10. The air treatment media dispenser assembly of claim 7 or of claim 8 or of claim 9 further comprising a sleeve disposed between the container and the carriage, and optionally or preferably wherein the sleeve is constructed of a material configured to transport an air treatment media via capillary action.
11. The air treatment media dispenser assembly of claim 7 or of any of claims 8 to 10 wherein the container and the carriage are axially translatable and non-rotatable relative to one another.
A method of dispensing an air treatment media to an environment, the method comprising:
associating a sealed cartridge that contains an air treatment media with a carriage; and
translating the sealed cartridge in a downward non-rotational axial direction relative to the carriage to puncture a seal supported by cartridge so that the air treatment media can populate a basin defined by the carriage.
13. The method of claim 12 further comprising securing the sealed cartridge relative to the carriage in a first orientation wherein the seal remains intact and a second orientation wherein the seal is punctured.
14. The method of claim 12 or of claim 13 further comprising disposing a sleeve between the carriage and the sealed cartridge, and optionally or preferably further comprising constructing the sleeve of a capillary material.
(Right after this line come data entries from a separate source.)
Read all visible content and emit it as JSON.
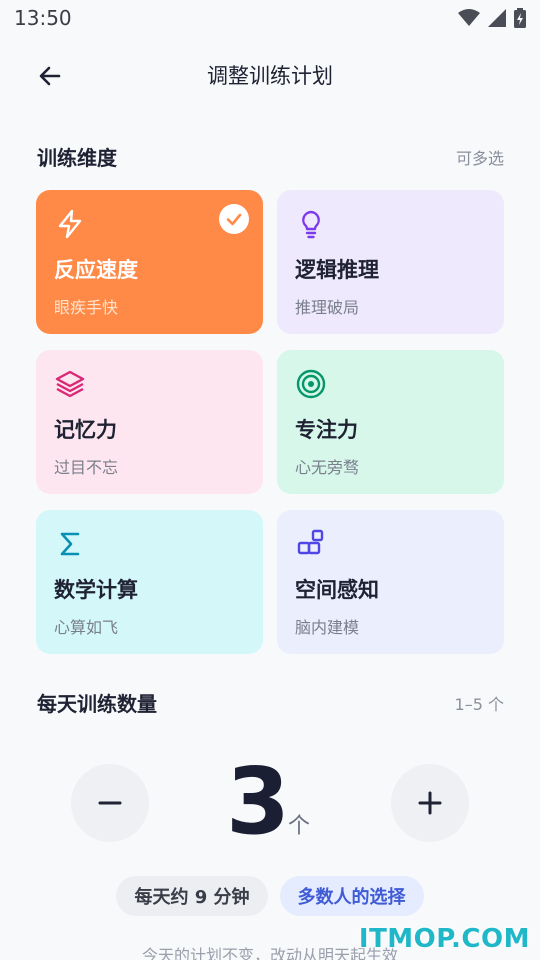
{
  "status_bar": {
    "time": "13:50"
  },
  "header": {
    "title": "调整训练计划"
  },
  "dimensions": {
    "title": "训练维度",
    "hint": "可多选",
    "items": [
      {
        "title": "反应速度",
        "subtitle": "眼疾手快",
        "icon": "lightning-icon",
        "selected": true,
        "bg": "#ff8a48",
        "accent": "#ffffff"
      },
      {
        "title": "逻辑推理",
        "subtitle": "推理破局",
        "icon": "lightbulb-icon",
        "selected": false,
        "bg": "#efe9fd",
        "accent": "#7c3aed"
      },
      {
        "title": "记忆力",
        "subtitle": "过目不忘",
        "icon": "layers-icon",
        "selected": false,
        "bg": "#fde6ef",
        "accent": "#db2777"
      },
      {
        "title": "专注力",
        "subtitle": "心无旁骛",
        "icon": "target-icon",
        "selected": false,
        "bg": "#d6f7ea",
        "accent": "#059669"
      },
      {
        "title": "数学计算",
        "subtitle": "心算如飞",
        "icon": "sigma-icon",
        "selected": false,
        "bg": "#d4f7fa",
        "accent": "#0891b2"
      },
      {
        "title": "空间感知",
        "subtitle": "脑内建模",
        "icon": "blocks-icon",
        "selected": false,
        "bg": "#ebeefd",
        "accent": "#4f46e5"
      }
    ]
  },
  "daily_count": {
    "title": "每天训练数量",
    "hint": "1–5 个",
    "value": "3",
    "unit": "个",
    "minus_label": "−",
    "plus_label": "+",
    "pills": [
      "每天约 9 分钟",
      "多数人的选择"
    ],
    "footnote": "今天的计划不变，改动从明天起生效"
  },
  "watermark": "ITMOP.COM"
}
15. The method of claim 12 or of claim 13 or of claim 14 further comprising disposing the sealed cartridge and carriage in a perforated housing that is exposed to ambient environment air flows, and optionally or preferably further comprising removing a previously consumed sealed cartridge from the carriage and associating another sealed cartridge with the carriage upon removal of the carriage from the perforated housing.